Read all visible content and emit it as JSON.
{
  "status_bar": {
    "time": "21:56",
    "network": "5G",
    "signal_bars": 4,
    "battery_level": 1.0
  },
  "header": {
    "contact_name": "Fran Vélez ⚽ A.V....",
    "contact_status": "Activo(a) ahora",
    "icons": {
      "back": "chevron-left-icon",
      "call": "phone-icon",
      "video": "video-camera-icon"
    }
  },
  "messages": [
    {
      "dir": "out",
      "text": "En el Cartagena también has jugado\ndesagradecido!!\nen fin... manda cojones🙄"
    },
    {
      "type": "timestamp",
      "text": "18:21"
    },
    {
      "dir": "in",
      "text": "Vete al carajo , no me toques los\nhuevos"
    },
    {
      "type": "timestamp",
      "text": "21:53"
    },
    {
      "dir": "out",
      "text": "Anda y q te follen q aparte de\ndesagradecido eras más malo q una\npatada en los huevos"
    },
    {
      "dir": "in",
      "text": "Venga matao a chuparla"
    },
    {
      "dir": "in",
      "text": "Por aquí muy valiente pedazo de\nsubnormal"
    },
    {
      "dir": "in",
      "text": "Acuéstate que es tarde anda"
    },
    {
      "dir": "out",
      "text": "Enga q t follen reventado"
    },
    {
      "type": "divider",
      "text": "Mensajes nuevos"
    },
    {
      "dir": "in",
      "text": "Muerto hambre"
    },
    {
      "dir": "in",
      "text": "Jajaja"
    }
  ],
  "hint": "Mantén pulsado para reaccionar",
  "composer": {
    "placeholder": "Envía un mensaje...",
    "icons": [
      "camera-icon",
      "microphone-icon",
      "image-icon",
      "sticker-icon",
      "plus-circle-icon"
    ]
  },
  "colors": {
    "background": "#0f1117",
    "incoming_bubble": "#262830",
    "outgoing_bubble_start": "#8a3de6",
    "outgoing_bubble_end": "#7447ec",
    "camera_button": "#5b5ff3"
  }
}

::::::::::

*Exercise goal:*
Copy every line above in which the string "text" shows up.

*Finished exercise:*
      "text": "En el Cartagena también has jugado\ndesagradecido!!\nen fin... manda cojones🙄"
      "text": "18:21"
      "text": "Vete al carajo , no me toques los\nhuevos"
      "text": "21:53"
      "text": "Anda y q te follen q aparte de\ndesagradecido eras más malo q una\npatada en los huevos"
      "text": "Venga matao a chuparla"
      "text": "Por aquí muy valiente pedazo de\nsubnormal"
      "text": "Acuéstate que es tarde anda"
      "text": "Enga q t follen reventado"
      "text": "Mensajes nuevos"
      "text": "Muerto hambre"
      "text": "Jajaja"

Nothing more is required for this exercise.